- **EXERCISE DESCRIPTION**:
Before copying, set aside the pictures; then restate exactly the lines from the one with "Extract the structured" through the last line of the records.

=====

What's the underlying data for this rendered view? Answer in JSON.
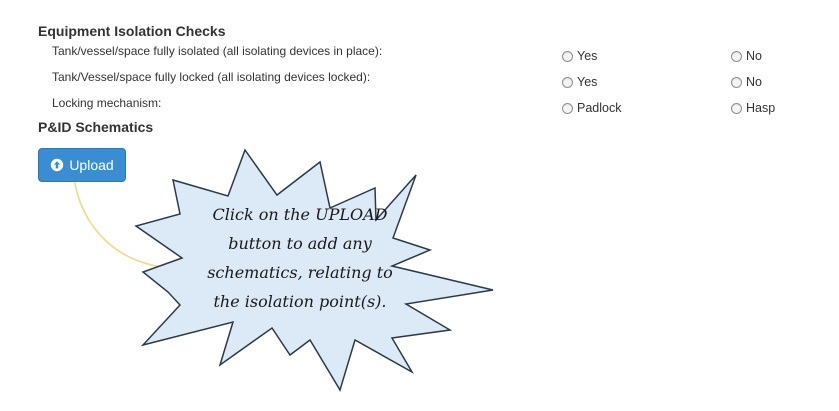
{
  "isolation": {
    "title": "Equipment Isolation Checks",
    "rows": [
      {
        "label": "Tank/vessel/space fully isolated (all isolating devices in place):",
        "opt1": "Yes",
        "opt2": "No"
      },
      {
        "label": "Tank/Vessel/space fully locked (all isolating devices locked):",
        "opt1": "Yes",
        "opt2": "No"
      },
      {
        "label": "Locking mechanism:",
        "opt1": "Padlock",
        "opt2": "Hasp"
      }
    ]
  },
  "schematics": {
    "title": "P&ID Schematics",
    "upload_label": "Upload",
    "upload_icon": "upload-circle-icon",
    "button_color": "#3a8dd1"
  },
  "callout": {
    "lines": [
      "Click on the UPLOAD",
      "button to add any",
      "schematics, relating to",
      "the isolation point(s)."
    ],
    "fill_color": "#dce9f6",
    "border_color": "#2b3a4a",
    "arrow_color": "#f2d98a"
  }
}
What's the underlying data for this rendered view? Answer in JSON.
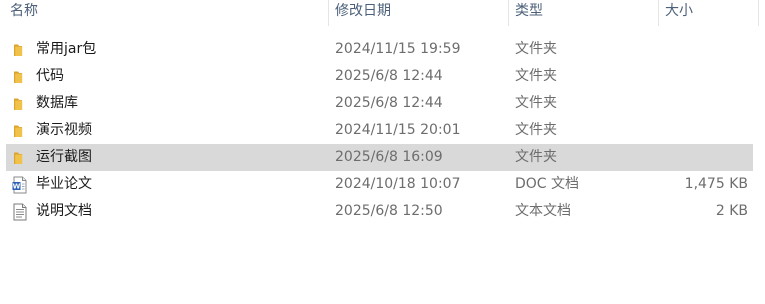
{
  "columns": {
    "name": "名称",
    "date": "修改日期",
    "type": "类型",
    "size": "大小"
  },
  "sort_caret": "^",
  "files": [
    {
      "name": "常用jar包",
      "date": "2024/11/15 19:59",
      "type": "文件夹",
      "size": "",
      "icon": "folder-icon",
      "selected": false
    },
    {
      "name": "代码",
      "date": "2025/6/8 12:44",
      "type": "文件夹",
      "size": "",
      "icon": "folder-icon",
      "selected": false
    },
    {
      "name": "数据库",
      "date": "2025/6/8 12:44",
      "type": "文件夹",
      "size": "",
      "icon": "folder-icon",
      "selected": false
    },
    {
      "name": "演示视频",
      "date": "2024/11/15 20:01",
      "type": "文件夹",
      "size": "",
      "icon": "folder-icon",
      "selected": false
    },
    {
      "name": "运行截图",
      "date": "2025/6/8 16:09",
      "type": "文件夹",
      "size": "",
      "icon": "folder-icon",
      "selected": true
    },
    {
      "name": "毕业论文",
      "date": "2024/10/18 10:07",
      "type": "DOC 文档",
      "size": "1,475 KB",
      "icon": "word-document-icon",
      "selected": false
    },
    {
      "name": "说明文档",
      "date": "2025/6/8 12:50",
      "type": "文本文档",
      "size": "2 KB",
      "icon": "text-document-icon",
      "selected": false
    }
  ],
  "colors": {
    "header_text": "#4c607a",
    "selected_row": "#d9d9d9",
    "folder": "#f0c24a"
  }
}
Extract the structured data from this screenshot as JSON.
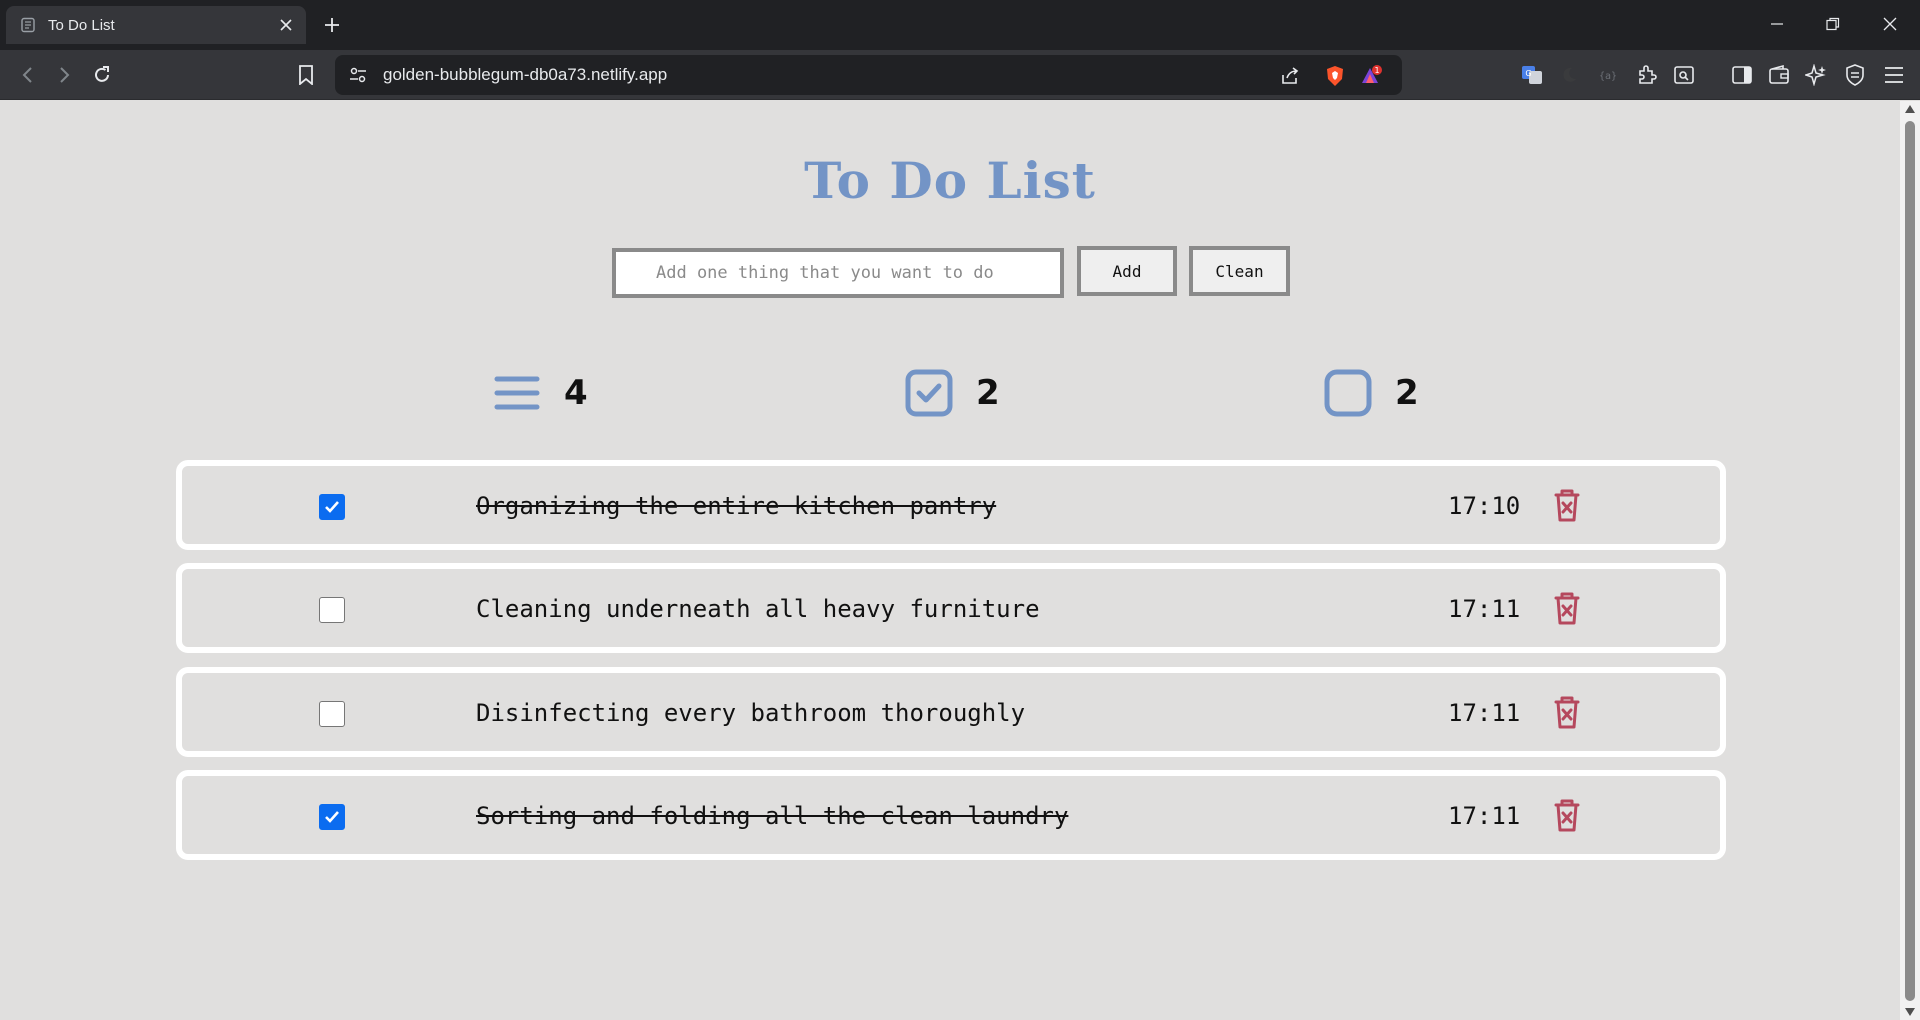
{
  "browser": {
    "tab_title": "To Do List",
    "url": "golden-bubblegum-db0a73.netlify.app",
    "notification_count": "1"
  },
  "app": {
    "title": "To Do List",
    "input_placeholder": "Add one thing that you want to do",
    "input_value": "",
    "add_label": "Add",
    "clean_label": "Clean",
    "accent_color": "#7394c6",
    "delete_color": "#b5485d"
  },
  "stats": {
    "total": "4",
    "completed": "2",
    "pending": "2"
  },
  "todos": [
    {
      "text": "Organizing the entire kitchen pantry",
      "time": "17:10",
      "done": true
    },
    {
      "text": "Cleaning underneath all heavy furniture",
      "time": "17:11",
      "done": false
    },
    {
      "text": "Disinfecting every bathroom thoroughly",
      "time": "17:11",
      "done": false
    },
    {
      "text": "Sorting and folding all the clean laundry",
      "time": "17:11",
      "done": true
    }
  ]
}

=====

- **ANSWER TO THIS PROBLEM**:
Extract the structured data from this screenshot as JSON.
{
  "browser": {
    "tab_title": "To Do List",
    "url": "golden-bubblegum-db0a73.netlify.app",
    "notification_count": "1"
  },
  "app": {
    "title": "To Do List",
    "input_placeholder": "Add one thing that you want to do",
    "input_value": "",
    "add_label": "Add",
    "clean_label": "Clean",
    "accent_color": "#7394c6",
    "delete_color": "#b5485d"
  },
  "stats": {
    "total": "4",
    "completed": "2",
    "pending": "2"
  },
  "todos": [
    {
      "text": "Organizing the entire kitchen pantry",
      "time": "17:10",
      "done": true
    },
    {
      "text": "Cleaning underneath all heavy furniture",
      "time": "17:11",
      "done": false
    },
    {
      "text": "Disinfecting every bathroom thoroughly",
      "time": "17:11",
      "done": false
    },
    {
      "text": "Sorting and folding all the clean laundry",
      "time": "17:11",
      "done": true
    }
  ]
}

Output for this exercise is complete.